Find the number of lines below in which the word "screenshot" appears, and write that number only.

◆ ◆ ◆ ◆

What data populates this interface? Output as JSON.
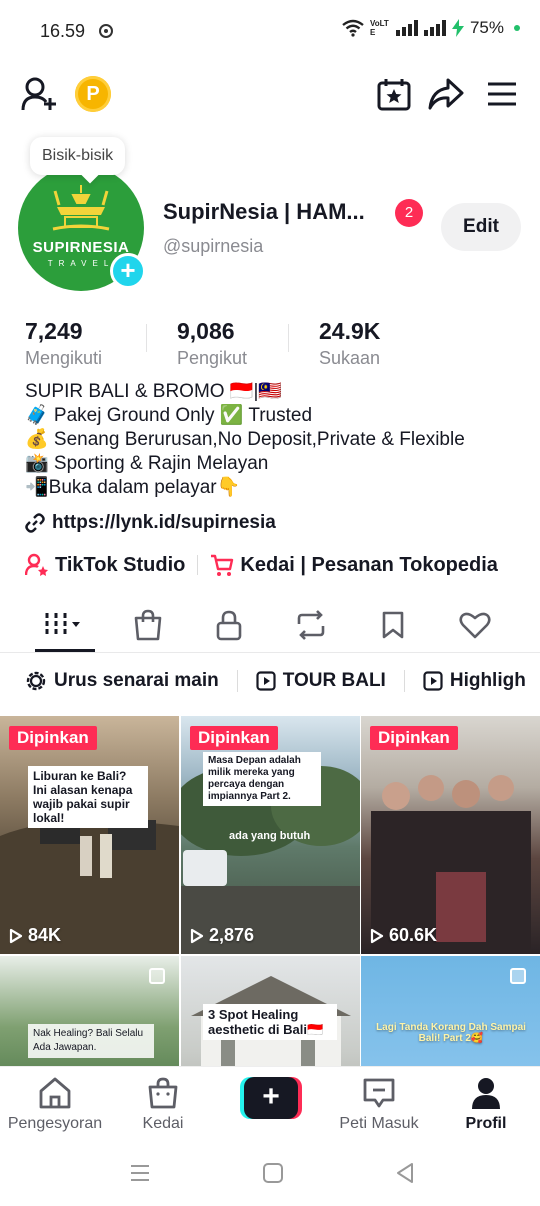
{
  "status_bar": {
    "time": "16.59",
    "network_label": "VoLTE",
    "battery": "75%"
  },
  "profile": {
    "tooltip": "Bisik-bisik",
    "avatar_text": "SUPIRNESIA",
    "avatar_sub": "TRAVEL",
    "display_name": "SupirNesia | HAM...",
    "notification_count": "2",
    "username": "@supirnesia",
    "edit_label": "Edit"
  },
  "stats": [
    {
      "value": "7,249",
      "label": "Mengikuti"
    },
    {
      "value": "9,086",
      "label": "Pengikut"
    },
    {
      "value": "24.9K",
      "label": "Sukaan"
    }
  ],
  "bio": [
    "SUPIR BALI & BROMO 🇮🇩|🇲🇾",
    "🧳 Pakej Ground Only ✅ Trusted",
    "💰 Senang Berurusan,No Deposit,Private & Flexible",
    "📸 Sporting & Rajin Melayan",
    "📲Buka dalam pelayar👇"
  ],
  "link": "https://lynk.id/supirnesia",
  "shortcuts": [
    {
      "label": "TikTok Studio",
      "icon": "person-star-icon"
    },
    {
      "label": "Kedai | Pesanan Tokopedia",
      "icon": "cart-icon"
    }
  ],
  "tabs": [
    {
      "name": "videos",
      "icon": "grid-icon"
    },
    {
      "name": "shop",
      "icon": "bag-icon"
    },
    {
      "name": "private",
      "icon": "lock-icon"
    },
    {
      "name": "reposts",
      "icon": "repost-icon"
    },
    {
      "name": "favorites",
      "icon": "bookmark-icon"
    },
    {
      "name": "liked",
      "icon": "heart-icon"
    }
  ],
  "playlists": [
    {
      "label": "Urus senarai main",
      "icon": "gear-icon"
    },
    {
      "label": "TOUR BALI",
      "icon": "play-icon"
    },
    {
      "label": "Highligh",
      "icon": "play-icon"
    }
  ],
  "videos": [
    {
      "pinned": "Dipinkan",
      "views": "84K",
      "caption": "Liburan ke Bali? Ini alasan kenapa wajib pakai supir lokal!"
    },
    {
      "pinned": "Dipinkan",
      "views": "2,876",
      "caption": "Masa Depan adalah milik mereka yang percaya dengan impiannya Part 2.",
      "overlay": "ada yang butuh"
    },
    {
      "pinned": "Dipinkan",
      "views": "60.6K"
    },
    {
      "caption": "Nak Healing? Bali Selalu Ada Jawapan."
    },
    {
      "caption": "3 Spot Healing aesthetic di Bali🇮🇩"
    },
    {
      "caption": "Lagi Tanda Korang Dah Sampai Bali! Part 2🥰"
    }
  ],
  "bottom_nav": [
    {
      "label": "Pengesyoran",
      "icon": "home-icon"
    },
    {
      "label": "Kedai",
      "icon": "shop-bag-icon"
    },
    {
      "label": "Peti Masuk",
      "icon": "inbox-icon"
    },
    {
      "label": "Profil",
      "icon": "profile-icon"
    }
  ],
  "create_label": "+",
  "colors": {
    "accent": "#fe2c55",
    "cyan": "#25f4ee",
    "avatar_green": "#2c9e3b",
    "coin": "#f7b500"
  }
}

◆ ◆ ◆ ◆

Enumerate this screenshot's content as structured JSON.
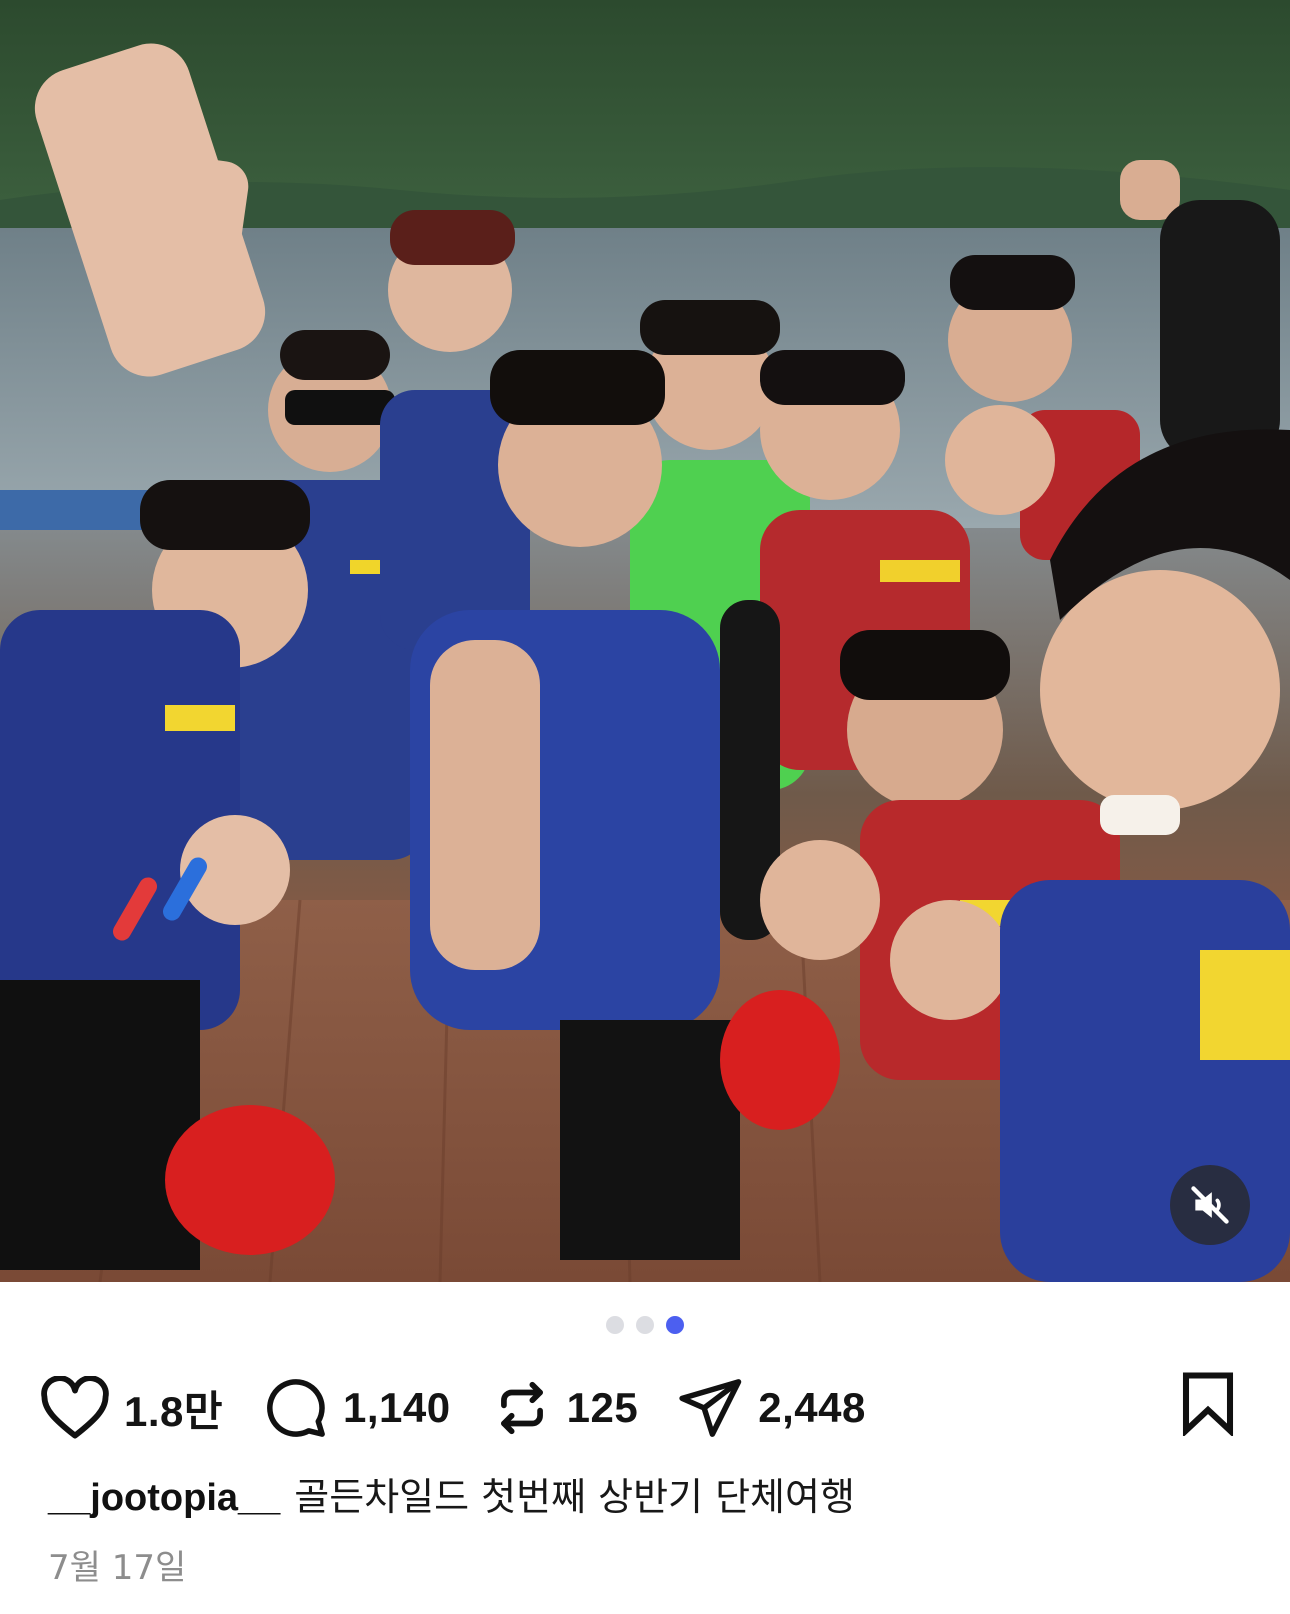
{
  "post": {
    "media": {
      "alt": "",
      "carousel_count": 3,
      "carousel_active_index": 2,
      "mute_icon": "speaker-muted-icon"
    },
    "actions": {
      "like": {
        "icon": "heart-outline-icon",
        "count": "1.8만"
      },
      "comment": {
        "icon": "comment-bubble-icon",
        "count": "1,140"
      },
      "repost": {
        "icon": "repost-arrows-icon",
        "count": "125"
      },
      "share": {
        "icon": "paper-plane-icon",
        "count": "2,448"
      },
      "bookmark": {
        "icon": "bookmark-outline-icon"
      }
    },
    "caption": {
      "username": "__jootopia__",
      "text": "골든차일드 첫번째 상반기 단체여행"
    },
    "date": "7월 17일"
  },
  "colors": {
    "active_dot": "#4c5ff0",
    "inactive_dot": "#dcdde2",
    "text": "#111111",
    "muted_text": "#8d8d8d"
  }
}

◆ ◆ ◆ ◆

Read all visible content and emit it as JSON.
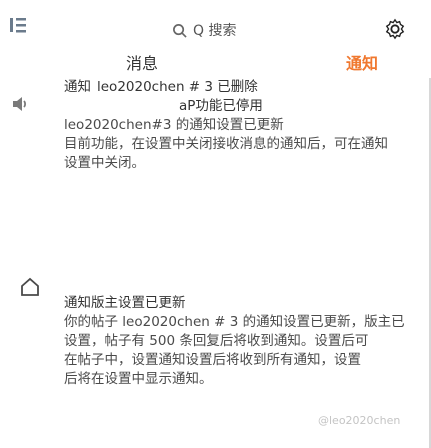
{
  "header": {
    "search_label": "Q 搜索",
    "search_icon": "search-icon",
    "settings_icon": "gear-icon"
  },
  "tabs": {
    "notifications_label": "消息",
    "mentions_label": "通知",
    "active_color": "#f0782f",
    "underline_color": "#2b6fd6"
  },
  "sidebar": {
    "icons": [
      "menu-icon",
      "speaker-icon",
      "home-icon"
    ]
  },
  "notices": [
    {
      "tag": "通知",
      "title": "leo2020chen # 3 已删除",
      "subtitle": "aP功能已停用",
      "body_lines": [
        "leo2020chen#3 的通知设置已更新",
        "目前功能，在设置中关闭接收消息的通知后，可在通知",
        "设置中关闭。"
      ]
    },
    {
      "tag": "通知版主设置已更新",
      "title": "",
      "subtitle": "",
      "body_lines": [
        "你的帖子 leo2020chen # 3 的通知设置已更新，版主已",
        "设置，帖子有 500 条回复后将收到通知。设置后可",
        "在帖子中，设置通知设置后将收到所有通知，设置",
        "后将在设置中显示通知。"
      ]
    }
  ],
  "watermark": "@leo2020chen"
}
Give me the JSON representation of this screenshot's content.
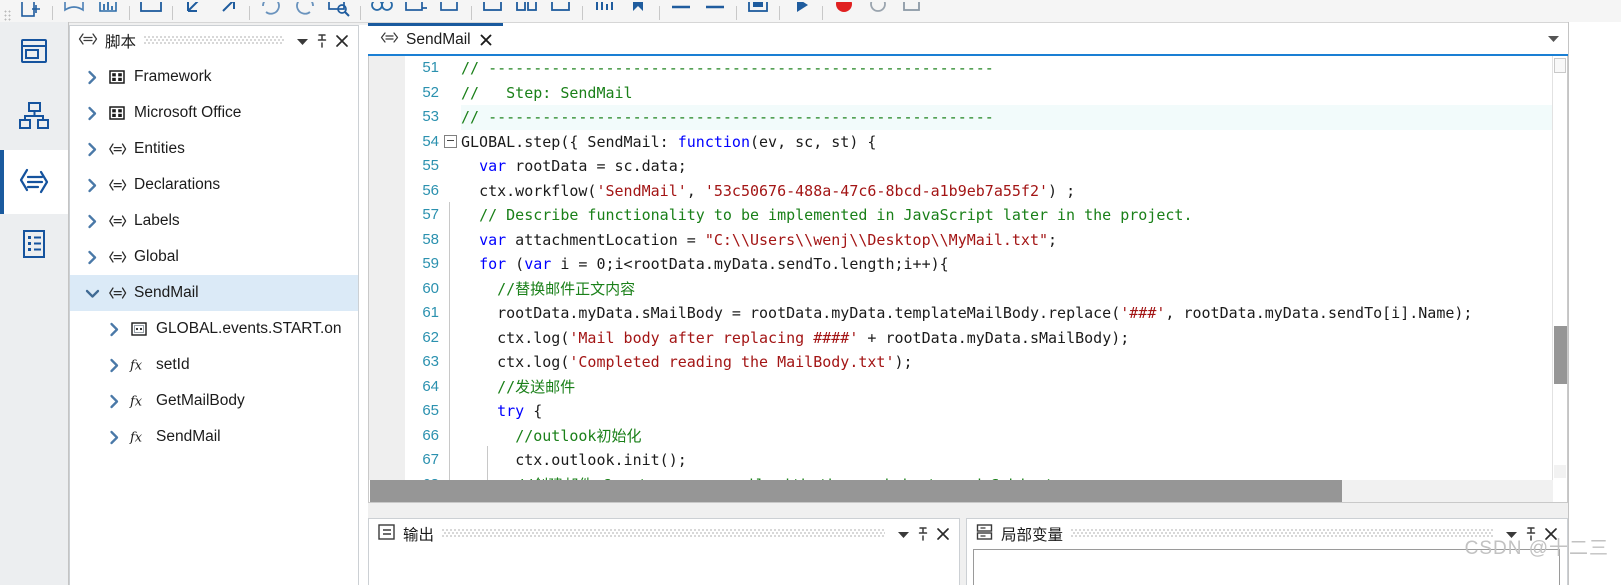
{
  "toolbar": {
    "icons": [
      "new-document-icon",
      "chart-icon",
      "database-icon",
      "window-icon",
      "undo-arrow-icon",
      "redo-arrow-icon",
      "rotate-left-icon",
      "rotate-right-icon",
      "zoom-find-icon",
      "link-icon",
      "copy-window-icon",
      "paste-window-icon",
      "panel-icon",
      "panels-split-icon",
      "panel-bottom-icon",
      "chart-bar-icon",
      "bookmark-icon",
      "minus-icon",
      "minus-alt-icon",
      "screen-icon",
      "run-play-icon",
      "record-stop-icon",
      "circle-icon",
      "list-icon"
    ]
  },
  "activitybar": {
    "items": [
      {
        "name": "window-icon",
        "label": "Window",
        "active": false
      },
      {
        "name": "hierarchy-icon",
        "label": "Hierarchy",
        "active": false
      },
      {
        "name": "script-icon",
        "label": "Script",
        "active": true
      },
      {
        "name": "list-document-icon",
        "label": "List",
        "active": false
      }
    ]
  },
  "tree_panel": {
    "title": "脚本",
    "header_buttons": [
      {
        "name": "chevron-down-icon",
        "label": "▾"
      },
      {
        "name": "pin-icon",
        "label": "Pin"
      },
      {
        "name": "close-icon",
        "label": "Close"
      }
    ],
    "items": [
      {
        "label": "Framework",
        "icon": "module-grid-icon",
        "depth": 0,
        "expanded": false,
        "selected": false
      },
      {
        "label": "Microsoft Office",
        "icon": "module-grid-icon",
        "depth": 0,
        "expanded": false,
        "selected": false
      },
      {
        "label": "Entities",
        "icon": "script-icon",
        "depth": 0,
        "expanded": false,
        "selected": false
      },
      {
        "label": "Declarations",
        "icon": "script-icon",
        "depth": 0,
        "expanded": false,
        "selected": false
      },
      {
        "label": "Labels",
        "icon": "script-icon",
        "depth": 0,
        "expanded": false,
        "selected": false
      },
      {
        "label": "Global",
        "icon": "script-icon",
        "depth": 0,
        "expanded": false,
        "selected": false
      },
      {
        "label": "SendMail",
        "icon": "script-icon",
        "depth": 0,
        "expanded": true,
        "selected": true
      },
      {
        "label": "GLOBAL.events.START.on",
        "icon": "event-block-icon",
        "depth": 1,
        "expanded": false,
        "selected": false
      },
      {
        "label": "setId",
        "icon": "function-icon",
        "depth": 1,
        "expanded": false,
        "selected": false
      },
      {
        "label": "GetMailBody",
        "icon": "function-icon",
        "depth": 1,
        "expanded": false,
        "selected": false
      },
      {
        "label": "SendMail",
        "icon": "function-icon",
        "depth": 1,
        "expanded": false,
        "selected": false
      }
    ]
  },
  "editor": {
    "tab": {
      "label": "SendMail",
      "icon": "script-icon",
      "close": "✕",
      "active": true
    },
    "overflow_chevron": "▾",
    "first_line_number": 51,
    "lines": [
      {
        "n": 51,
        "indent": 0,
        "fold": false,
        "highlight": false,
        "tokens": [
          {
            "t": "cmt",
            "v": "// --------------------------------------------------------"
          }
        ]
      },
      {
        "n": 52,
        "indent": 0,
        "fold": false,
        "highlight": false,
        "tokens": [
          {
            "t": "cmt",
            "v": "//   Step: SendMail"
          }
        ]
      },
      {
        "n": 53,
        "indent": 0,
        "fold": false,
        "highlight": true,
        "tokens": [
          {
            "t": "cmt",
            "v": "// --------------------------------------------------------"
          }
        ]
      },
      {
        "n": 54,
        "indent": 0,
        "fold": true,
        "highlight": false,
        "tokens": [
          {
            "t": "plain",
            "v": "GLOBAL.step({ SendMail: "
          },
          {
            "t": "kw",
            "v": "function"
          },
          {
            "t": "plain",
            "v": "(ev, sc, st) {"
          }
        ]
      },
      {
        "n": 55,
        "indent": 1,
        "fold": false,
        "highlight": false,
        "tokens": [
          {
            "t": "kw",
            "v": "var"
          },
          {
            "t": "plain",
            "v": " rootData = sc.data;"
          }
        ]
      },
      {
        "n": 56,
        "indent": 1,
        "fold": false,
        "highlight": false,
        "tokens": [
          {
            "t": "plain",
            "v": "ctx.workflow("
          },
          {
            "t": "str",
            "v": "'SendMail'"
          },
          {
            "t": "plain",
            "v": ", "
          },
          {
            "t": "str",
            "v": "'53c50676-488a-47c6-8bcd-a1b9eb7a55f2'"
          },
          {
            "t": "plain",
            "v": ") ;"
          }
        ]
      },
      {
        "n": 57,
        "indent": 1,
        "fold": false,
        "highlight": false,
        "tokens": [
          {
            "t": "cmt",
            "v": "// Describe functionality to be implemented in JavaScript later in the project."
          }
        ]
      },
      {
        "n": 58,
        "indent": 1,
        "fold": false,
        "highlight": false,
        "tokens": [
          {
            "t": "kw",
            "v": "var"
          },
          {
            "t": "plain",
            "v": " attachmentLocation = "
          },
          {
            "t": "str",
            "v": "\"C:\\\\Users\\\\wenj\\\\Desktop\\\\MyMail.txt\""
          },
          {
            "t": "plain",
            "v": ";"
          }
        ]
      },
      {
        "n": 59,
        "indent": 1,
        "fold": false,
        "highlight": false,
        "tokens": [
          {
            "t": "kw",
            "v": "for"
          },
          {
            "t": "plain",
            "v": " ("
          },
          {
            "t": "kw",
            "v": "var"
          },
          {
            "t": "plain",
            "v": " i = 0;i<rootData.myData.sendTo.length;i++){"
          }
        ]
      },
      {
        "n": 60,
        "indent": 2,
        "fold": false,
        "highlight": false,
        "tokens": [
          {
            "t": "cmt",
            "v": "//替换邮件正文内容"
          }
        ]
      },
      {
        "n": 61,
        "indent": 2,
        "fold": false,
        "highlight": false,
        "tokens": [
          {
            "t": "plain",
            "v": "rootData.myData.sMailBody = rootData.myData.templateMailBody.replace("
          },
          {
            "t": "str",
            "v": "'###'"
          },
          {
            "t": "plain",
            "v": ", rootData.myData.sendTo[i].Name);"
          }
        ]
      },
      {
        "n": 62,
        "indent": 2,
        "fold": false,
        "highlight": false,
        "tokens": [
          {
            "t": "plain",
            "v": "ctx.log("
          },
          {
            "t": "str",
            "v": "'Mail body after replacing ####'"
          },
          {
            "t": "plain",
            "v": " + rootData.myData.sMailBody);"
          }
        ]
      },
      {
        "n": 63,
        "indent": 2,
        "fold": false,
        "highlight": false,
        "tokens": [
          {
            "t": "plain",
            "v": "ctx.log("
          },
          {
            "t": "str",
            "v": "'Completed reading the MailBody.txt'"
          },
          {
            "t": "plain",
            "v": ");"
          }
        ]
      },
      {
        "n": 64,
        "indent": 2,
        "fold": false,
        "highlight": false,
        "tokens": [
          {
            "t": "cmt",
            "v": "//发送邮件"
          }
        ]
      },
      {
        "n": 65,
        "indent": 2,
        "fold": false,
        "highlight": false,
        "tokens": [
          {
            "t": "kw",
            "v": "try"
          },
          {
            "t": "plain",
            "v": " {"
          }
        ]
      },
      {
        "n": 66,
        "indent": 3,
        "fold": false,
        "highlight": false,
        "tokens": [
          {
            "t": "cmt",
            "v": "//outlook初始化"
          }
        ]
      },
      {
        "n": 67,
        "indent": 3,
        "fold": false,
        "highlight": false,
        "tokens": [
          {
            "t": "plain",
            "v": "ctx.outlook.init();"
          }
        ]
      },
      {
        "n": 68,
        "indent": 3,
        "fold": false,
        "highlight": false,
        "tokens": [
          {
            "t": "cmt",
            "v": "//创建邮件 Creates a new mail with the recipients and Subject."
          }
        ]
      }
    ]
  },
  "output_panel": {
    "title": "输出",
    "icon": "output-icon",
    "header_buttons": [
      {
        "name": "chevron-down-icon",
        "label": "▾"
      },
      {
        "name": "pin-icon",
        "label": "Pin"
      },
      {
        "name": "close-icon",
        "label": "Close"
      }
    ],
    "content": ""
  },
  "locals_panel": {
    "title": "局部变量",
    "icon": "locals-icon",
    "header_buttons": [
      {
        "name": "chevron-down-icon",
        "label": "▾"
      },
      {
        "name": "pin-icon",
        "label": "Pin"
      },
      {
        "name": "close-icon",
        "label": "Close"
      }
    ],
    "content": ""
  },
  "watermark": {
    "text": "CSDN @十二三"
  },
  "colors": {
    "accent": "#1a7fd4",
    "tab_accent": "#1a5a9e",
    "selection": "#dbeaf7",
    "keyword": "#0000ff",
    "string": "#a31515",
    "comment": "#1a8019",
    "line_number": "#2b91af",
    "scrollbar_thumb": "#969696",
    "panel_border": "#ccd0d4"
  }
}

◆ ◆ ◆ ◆

EXERCISE OUTPUT
2